··· ENTRIES PROVIDED

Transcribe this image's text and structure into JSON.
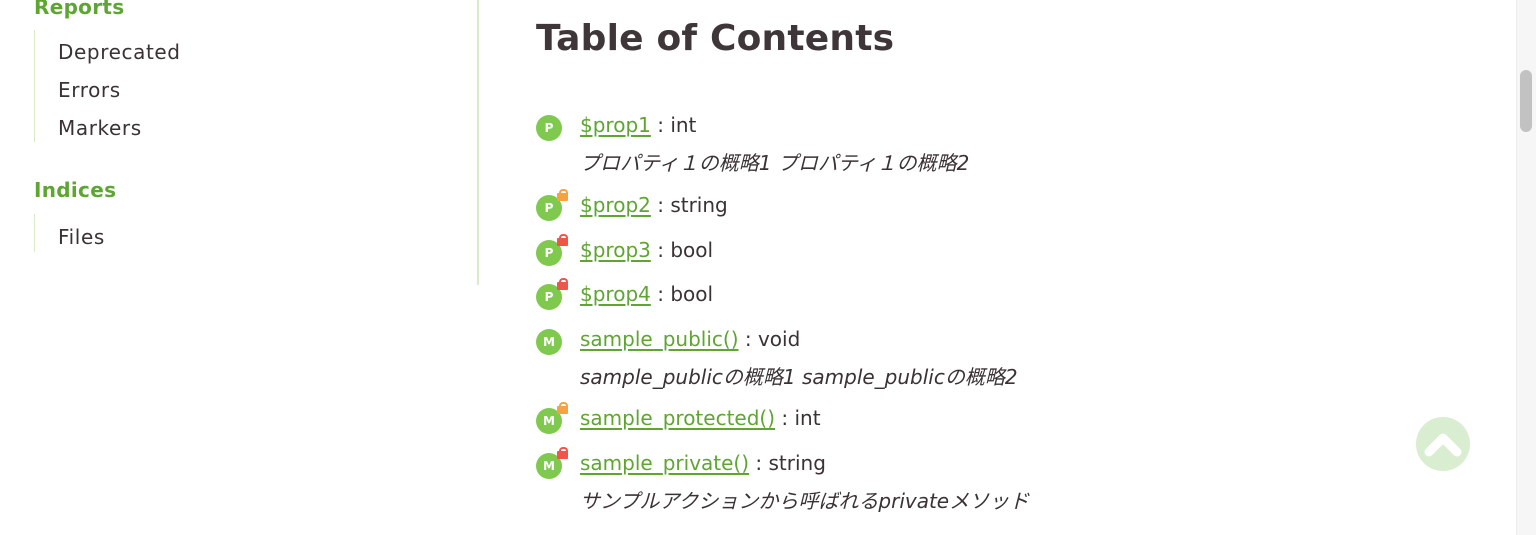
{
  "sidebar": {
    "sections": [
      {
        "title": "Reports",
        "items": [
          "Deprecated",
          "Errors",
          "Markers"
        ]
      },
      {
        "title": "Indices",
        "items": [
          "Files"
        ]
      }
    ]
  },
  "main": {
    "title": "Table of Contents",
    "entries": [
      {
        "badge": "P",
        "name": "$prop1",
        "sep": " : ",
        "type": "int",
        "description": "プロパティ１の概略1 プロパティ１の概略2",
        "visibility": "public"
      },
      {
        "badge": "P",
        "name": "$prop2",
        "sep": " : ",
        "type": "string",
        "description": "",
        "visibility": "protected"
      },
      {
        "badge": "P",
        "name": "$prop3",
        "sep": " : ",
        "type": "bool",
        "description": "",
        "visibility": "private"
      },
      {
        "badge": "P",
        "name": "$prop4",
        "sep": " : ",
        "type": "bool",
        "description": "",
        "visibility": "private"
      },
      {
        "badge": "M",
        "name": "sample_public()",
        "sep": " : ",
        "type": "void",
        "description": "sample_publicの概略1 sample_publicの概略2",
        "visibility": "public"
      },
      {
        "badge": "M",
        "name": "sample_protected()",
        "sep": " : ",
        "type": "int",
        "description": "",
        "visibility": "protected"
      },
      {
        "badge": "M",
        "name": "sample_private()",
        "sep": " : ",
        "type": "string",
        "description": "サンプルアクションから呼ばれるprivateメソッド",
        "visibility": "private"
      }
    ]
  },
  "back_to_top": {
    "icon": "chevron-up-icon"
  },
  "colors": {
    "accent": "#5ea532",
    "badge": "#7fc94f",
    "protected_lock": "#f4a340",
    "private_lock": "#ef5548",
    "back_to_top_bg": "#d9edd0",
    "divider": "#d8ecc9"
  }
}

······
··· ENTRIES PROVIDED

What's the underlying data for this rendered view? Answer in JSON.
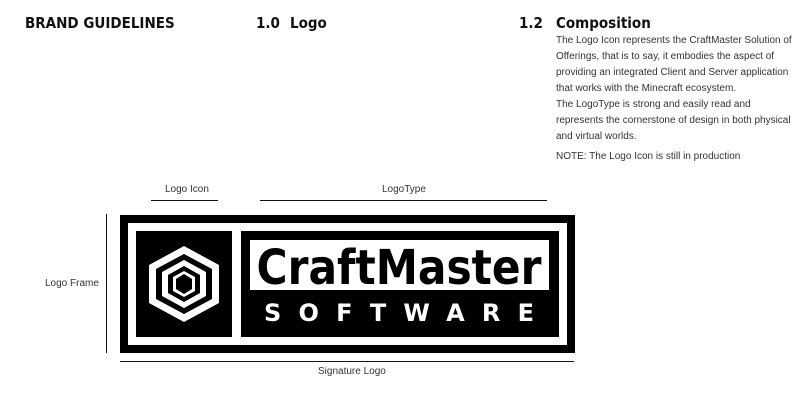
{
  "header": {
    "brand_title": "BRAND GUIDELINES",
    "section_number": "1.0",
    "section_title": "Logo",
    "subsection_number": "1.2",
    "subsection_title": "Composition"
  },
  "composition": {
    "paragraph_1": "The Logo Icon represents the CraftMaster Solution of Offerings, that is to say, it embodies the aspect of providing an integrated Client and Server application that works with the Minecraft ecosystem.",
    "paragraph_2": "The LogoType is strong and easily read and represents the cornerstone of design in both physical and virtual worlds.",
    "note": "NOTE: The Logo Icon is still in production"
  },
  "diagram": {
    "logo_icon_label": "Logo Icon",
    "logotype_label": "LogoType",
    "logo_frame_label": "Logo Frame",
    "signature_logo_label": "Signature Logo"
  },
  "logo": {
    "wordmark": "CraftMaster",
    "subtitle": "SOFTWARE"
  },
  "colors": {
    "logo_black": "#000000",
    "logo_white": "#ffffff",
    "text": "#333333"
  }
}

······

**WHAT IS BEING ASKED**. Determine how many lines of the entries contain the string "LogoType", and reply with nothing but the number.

**ANSWER TO THE PROBLEM**. 2